DATA FOR REVIEW START

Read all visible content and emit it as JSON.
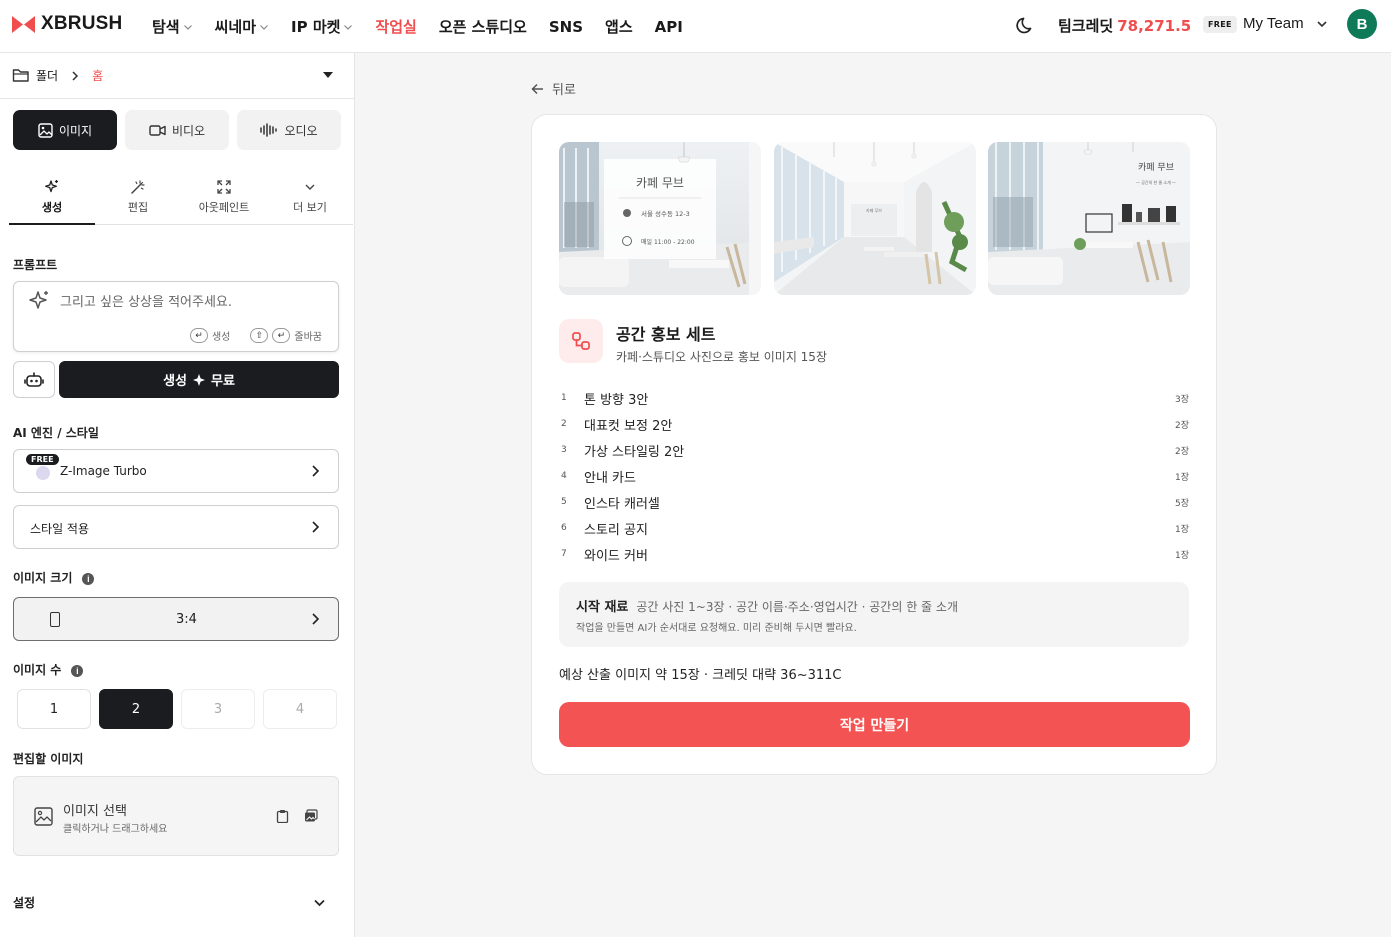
{
  "brand": {
    "name": "XBRUSH",
    "accent": "#f04e4e"
  },
  "nav": [
    {
      "label": "탐색",
      "dropdown": true
    },
    {
      "label": "씨네마",
      "dropdown": true
    },
    {
      "label": "IP 마켓",
      "dropdown": true
    },
    {
      "label": "작업실",
      "dropdown": false,
      "active": true
    },
    {
      "label": "오픈 스튜디오",
      "dropdown": false
    },
    {
      "label": "SNS",
      "dropdown": false
    },
    {
      "label": "앱스",
      "dropdown": false
    },
    {
      "label": "API",
      "dropdown": false
    }
  ],
  "header": {
    "credit_label": "팀크레딧",
    "credit_value": "78,271.5",
    "plan_badge": "FREE",
    "team_name": "My Team",
    "avatar_letter": "B"
  },
  "sidebar": {
    "folder_label": "폴더",
    "folder_current": "홈",
    "media_tabs": [
      {
        "label": "이미지",
        "icon": "image-icon",
        "active": true
      },
      {
        "label": "비디오",
        "icon": "video-icon",
        "active": false
      },
      {
        "label": "오디오",
        "icon": "audio-icon",
        "active": false
      }
    ],
    "sub_tabs": [
      {
        "label": "생성",
        "icon": "sparkle-icon",
        "active": true
      },
      {
        "label": "편집",
        "icon": "magic-wand-icon",
        "active": false
      },
      {
        "label": "아웃페인트",
        "icon": "expand-icon",
        "active": false
      },
      {
        "label": "더 보기",
        "icon": "chevron-down-icon",
        "active": false
      }
    ],
    "prompt_label": "프롬프트",
    "prompt_placeholder": "그리고 싶은 상상을 적어주세요.",
    "hint_generate": "생성",
    "hint_newline": "줄바꿈",
    "generate_label": "생성",
    "generate_cost": "무료",
    "engine_label": "AI 엔진 / 스타일",
    "engine_badge": "FREE",
    "engine_name": "Z-Image Turbo",
    "style_label": "스타일 적용",
    "size_label": "이미지 크기",
    "ratio_value": "3:4",
    "count_label": "이미지 수",
    "counts": [
      {
        "label": "1",
        "state": "normal"
      },
      {
        "label": "2",
        "state": "active"
      },
      {
        "label": "3",
        "state": "disabled"
      },
      {
        "label": "4",
        "state": "disabled"
      }
    ],
    "edit_image_label": "편집할 이미지",
    "image_select_title": "이미지 선택",
    "image_select_hint": "클릭하거나 드래그하세요",
    "settings_label": "설정"
  },
  "main": {
    "back_label": "뒤로",
    "thumbnails": [
      {
        "title": "카페 무브",
        "address": "서울 성수동 12-3",
        "hours": "매일 11:00 - 22:00"
      },
      {
        "sign": "카페 무브"
      },
      {
        "title": "카페 무브",
        "subtitle": "— 공간의 한 줄 소개 —"
      }
    ],
    "set_title": "공간 홍보 세트",
    "set_subtitle": "카페·스튜디오 사진으로 홍보 이미지 15장",
    "items": [
      {
        "num": "1",
        "label": "톤 방향 3안",
        "count": "3장"
      },
      {
        "num": "2",
        "label": "대표컷 보정 2안",
        "count": "2장"
      },
      {
        "num": "3",
        "label": "가상 스타일링 2안",
        "count": "2장"
      },
      {
        "num": "4",
        "label": "안내 카드",
        "count": "1장"
      },
      {
        "num": "5",
        "label": "인스타 캐러셀",
        "count": "5장"
      },
      {
        "num": "6",
        "label": "스토리 공지",
        "count": "1장"
      },
      {
        "num": "7",
        "label": "와이드 커버",
        "count": "1장"
      }
    ],
    "materials_title": "시작 재료",
    "materials_list": "공간 사진 1~3장 · 공간 이름·주소·영업시간 · 공간의 한 줄 소개",
    "materials_note": "작업을 만들면 AI가 순서대로 요청해요. 미리 준비해 두시면 빨라요.",
    "estimate": "예상 산출 이미지 약 15장 · 크레딧 대략 36~311C",
    "create_button": "작업 만들기"
  }
}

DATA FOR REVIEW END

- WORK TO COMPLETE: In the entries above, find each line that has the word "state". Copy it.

- RESPONSE AREA:
        "state": "normal"
        "state": "active"
        "state": "disabled"
        "state": "disabled"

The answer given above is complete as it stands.